When the streak hit 16 innings, the Yankees became part of MLB history, tying the 1981 Dodgers and 1973 A’s for the longest such streak since the expansion era (1961), per Sarah Langs of MLB.com and Elias Sports.
The Yankees became part of MLB history after their hitless innings streak reached 16 on Sunday.
If there’s a silver lining to this horrid display of offense, both the ’73 Athletics and ’81 Dodgers went on to become champions. Though the Astros have taken a huge gust of wind out of their sails this weekend, the Yankees are widely perceived as this year’s title favorites. Perhaps history will repeat itself in 2022.
If not for a Giancarlo Stanton solo home run with one out in the bottom of the seventh, fans had every reason to believe the Yankees would have gone on to set the new record for most innings without recording a hit.
Clearly aware they were closing in on the wrong kind of history — again, against the Astros of all teams — the lineup was pressing to end the streak. Look no further than this sixth-inning pop out from the normally-disciplined Isiah Kiner-Falefa.
Yeah, that’s the tell-tale sign of a player that desperately wanted to get his team on the board with a hit when the priority should’ve been getting on base to try and eat into Houston’s three-run advantage. Fittingly enough, the Yankees’ shortstop laced a single into left field in his first at bat after Stanton’s home run.

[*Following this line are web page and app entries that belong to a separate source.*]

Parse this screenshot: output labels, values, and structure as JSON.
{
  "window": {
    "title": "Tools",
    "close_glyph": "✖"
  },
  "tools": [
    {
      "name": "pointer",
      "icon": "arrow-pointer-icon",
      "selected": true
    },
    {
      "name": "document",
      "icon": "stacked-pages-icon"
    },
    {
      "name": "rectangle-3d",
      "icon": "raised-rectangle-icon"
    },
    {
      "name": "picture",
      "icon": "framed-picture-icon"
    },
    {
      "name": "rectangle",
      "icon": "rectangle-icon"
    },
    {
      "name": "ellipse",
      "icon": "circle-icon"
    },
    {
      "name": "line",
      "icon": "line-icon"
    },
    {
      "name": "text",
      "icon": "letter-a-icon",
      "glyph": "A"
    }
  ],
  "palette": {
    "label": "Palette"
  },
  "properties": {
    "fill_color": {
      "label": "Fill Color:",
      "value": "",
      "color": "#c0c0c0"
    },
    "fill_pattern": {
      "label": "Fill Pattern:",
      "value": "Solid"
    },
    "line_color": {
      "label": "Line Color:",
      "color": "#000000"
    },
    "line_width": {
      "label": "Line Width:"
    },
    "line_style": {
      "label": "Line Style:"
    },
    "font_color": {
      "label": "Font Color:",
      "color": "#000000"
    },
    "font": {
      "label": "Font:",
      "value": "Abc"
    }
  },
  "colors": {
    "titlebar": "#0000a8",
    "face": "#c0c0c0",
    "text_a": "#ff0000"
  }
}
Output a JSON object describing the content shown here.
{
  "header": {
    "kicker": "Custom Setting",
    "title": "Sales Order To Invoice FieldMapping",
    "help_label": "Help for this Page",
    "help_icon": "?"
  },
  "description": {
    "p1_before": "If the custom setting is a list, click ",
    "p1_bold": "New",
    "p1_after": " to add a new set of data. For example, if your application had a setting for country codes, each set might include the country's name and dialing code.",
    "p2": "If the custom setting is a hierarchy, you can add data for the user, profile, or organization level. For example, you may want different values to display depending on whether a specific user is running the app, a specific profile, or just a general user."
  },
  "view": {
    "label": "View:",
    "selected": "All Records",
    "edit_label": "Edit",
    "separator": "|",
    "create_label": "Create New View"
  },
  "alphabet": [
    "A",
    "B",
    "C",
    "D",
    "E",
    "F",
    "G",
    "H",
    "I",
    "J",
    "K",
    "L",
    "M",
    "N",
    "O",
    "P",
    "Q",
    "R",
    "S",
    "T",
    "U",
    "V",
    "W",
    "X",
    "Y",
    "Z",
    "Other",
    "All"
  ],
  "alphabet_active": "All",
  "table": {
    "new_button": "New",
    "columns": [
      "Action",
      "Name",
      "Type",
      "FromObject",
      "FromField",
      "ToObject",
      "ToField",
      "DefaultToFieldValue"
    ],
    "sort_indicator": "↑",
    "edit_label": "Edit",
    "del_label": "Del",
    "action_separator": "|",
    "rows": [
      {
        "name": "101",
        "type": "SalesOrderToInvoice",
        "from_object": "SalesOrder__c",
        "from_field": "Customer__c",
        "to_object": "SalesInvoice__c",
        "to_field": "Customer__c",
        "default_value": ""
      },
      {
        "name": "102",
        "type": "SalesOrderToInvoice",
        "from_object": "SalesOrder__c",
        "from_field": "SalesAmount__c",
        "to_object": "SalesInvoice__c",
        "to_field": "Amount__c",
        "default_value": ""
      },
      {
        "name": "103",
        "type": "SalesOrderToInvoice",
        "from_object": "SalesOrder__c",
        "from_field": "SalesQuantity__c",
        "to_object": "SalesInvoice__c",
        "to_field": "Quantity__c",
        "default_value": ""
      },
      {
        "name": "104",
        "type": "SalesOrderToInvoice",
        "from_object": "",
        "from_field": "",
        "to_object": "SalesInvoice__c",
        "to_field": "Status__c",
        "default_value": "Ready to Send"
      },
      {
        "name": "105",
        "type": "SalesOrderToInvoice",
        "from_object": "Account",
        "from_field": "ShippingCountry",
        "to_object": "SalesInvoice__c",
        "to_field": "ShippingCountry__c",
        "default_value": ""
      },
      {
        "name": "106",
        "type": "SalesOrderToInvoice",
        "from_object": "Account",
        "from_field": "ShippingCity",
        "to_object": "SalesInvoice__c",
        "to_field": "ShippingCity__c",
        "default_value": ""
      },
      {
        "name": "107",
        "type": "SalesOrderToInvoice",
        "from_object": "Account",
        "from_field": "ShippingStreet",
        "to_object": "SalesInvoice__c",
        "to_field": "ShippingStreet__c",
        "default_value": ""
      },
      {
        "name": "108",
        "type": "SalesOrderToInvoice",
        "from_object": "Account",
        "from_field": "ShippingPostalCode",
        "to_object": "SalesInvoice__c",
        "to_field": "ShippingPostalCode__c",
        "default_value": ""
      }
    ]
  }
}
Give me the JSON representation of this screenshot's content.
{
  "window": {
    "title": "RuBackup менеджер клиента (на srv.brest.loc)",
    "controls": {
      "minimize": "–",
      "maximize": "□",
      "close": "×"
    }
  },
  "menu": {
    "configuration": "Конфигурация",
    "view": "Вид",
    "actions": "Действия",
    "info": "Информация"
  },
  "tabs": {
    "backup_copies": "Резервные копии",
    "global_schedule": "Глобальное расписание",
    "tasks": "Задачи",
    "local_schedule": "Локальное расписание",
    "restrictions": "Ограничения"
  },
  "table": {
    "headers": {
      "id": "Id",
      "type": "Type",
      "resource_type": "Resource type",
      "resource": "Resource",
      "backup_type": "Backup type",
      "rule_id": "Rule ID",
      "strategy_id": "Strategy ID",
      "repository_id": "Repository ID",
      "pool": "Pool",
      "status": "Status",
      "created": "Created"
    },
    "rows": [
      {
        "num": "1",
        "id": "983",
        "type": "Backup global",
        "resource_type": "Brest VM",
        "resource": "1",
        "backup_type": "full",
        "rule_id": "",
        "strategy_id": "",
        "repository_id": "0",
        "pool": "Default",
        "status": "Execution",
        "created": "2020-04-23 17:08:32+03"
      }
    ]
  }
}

The solo blast seemed to have a cooling effect on the rest of the lineup, as DJ LeMahieu smashed a two-run homer to tie the game in the bottom of the eighth.
Suffice it to say a comeback win would go a long way towards ridding this weekend’s demons.